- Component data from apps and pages
----------

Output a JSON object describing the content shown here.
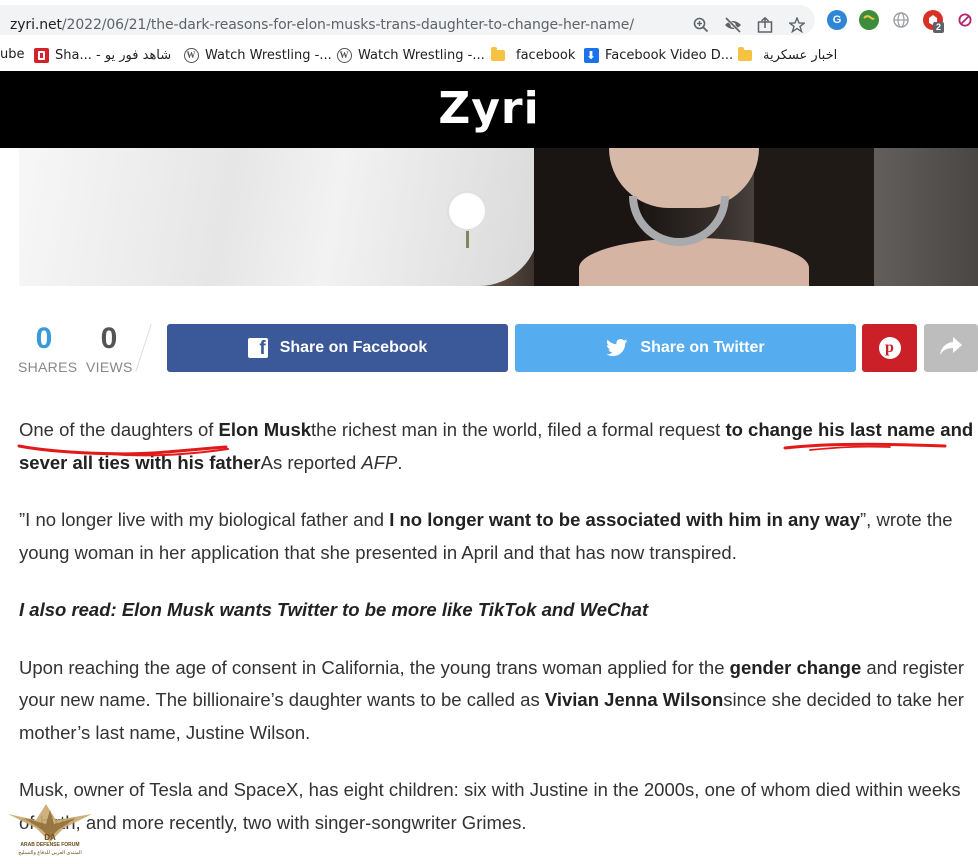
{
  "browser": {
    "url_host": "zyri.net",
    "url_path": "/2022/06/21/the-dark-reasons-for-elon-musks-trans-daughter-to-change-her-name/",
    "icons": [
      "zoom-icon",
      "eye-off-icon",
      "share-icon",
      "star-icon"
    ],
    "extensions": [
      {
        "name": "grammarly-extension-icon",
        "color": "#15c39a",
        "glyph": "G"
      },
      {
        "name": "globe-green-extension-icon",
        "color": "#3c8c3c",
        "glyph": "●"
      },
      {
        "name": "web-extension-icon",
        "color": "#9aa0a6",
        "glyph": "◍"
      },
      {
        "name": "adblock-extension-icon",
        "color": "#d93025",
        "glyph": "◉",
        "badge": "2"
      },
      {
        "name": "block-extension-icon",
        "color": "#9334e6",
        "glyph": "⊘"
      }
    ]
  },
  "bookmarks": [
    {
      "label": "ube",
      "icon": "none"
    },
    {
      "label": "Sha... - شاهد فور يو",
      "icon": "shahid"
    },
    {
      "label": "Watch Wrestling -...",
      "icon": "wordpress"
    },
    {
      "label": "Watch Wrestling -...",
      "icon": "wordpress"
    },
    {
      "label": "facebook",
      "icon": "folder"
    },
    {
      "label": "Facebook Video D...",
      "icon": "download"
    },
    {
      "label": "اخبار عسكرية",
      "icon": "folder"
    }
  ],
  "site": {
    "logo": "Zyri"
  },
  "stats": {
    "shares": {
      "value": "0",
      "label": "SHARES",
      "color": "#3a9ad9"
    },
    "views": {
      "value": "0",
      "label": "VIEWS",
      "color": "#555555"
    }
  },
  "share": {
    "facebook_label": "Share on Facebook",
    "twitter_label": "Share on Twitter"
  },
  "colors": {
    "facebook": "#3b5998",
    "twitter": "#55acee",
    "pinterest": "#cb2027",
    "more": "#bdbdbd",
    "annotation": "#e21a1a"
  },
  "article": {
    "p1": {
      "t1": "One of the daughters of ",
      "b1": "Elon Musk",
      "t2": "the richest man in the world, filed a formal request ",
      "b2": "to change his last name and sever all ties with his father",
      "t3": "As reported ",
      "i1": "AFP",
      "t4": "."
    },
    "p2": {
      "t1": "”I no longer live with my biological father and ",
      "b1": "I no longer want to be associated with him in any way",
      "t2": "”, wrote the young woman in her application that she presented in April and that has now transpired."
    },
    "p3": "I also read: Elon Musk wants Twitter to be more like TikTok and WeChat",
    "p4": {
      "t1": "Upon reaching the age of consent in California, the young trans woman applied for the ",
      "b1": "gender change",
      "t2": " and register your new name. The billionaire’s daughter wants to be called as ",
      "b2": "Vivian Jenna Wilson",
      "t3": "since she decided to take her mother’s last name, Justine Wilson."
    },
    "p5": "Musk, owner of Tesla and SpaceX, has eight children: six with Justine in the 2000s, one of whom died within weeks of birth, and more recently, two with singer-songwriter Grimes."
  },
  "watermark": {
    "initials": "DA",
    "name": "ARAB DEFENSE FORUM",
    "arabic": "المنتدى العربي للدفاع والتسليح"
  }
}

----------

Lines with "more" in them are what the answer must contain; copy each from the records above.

- ANSWER SPACE
    "more": "#bdbdbd",
    "p3": "I also read: Elon Musk wants Twitter to be more like TikTok and WeChat",
    "p5": "Musk, owner of Tesla and SpaceX, has eight children: six with Justine in the 2000s, one of whom died within weeks of birth, and more recently, two with singer-songwriter Grimes."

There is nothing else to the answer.